Serrador was already the successful director of LA RESIDENCIA, a snazzy, edgy Gothic horror with Lili Palmer, plus he’d helmed an influential shot-on-tape spookshow for Spanish TV, Stories To Keep You Awake. All this, and creating Spain’s top game show, the original of 3-2-1 (I always felt Dusty Bin was a bit sinister. You could never tell what he was thinking.)

Serrador directs the hell out of this thing, getting full value out of the early, pre-creepy stuff where we have nothing but the touristic adventures of our young British couple (Lewis Fiander & Prunella Ransome, both of who really bring it to the later hysteria scenes), and then out of the very creepy indeed scenes of wandering about a Spanish island eerily populated only by smiling kids.

It’s ages, in fact, before our heroes are faced with the awful choices necessary for survival, and even in the run-up to this, the filmmaker is strikingly discreet in his portrayal of child-on-adult violence. We see its effects rather than the horrible incidents themselves. He’s smart enough to know just how much can be believably staged. Not for him the unconvincing zombie tot of PET SEMATARY, wandering confusedly about the set while the soundtrack tries to summon the appropriate mood. His kids are only asked to do things they can do naturally.

“Possibly a case might be made out that children are not human either: but I should not accept it. Agreed that their minds are not just more ignorant and stupider than ours, but differ in kind of thinking (are mad, in fact): but one can, by an effort of will and imagination, think like a child, at least in a partial degree […]” ~ Richard Hughes, A High Wind in Jamaica.

Children, of course, are little bastards, as everyone from Clouzot to Peckinpah has shown. But somehow they’re very rarely murderous irl. Serrador’s mental mutation causes the swarms of young to not only fixate on slaying all adults, but to not give a damn about their own safety, enabling them to use force of numbers as the winning argument, heedless of the little bodies accumulating on the hot ground…

Given the immense skill — angles, editing and sound all enhance the creeping anxiety, and then performances step up to the mark to bring us all into a state of desperation — it’s a real shame that Serrador seems to have been effectively ejected from cinema like an unwanted bum. But we’ll be delving into what we can find of his televisual output, because the man was a master. However, ah, questionable, his methods.

Project Fear: the banners

Posted in FILM with tags , , , , on October 18, 2019 by dcairns

PROJECT FEAR is probably only a quasi-blogathon, but I think it still ought to have some banners. It’s quasi because very possibly most of the guest writers will be posting here, rather than on their own blogs, which they don’t have.

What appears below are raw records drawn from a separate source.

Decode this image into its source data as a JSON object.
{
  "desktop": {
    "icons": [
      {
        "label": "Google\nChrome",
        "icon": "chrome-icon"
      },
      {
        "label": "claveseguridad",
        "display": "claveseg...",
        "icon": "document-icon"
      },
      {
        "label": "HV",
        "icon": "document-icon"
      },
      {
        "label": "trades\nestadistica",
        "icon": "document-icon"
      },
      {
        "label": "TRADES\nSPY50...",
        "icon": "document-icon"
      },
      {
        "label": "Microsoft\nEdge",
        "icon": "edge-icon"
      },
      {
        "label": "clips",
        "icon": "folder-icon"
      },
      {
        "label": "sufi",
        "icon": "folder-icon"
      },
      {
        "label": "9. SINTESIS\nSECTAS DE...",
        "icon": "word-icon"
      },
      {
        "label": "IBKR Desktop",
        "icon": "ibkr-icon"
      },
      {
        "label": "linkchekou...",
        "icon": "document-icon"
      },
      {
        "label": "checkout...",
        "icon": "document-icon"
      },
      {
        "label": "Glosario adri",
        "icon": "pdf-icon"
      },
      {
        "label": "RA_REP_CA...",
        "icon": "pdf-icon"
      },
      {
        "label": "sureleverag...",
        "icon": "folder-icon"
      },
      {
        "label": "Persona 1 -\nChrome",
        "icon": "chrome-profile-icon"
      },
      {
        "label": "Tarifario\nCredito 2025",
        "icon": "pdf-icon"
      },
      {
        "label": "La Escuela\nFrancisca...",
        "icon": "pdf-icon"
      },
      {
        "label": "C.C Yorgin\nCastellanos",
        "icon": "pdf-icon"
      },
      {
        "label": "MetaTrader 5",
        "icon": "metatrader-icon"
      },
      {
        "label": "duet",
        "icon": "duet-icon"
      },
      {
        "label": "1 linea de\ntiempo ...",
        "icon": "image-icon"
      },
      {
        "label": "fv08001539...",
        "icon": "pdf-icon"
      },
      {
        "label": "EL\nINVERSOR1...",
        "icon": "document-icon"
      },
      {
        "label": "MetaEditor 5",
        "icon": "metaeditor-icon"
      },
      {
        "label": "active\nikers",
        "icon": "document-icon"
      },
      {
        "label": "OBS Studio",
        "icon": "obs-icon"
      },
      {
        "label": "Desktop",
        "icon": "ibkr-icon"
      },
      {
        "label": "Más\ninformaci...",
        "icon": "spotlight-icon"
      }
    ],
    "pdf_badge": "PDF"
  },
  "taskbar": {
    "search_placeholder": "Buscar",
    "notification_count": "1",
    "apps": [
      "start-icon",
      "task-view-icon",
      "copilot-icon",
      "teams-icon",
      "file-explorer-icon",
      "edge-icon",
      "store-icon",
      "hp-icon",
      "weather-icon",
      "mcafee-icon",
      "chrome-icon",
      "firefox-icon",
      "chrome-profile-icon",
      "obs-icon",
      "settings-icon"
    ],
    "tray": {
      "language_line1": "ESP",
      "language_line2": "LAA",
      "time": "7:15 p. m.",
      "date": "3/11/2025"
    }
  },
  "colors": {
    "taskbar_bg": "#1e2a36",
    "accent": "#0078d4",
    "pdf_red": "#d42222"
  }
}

Since this is a quasi-blogathon not only about European horror movies, for Halloween, but also (subtextually) about Brexit, for Halloween, these banners can all be read as depicting the state of the nation in a hypothetical post-Brexit world which I still hope isn’t going to occur.

Will Britannia be a terrified woman sinking to the floor, disemboweled from within, under the horrified eyes of her loved one, or a stunted zombie outside looking in with the cold eyes of a vengeful corpse? Or else a lonely immortal, knitting in solitude? Or just an eyeball?

Only time, the courts, parliament, and the deeply psychopathic leaders of the Conservative Party, will tell.

I’m still happy for folks to jump on board this thing with contributions. Just let me know at some point. It runs, as the banners hint, between November 27th and the Day of the Dead.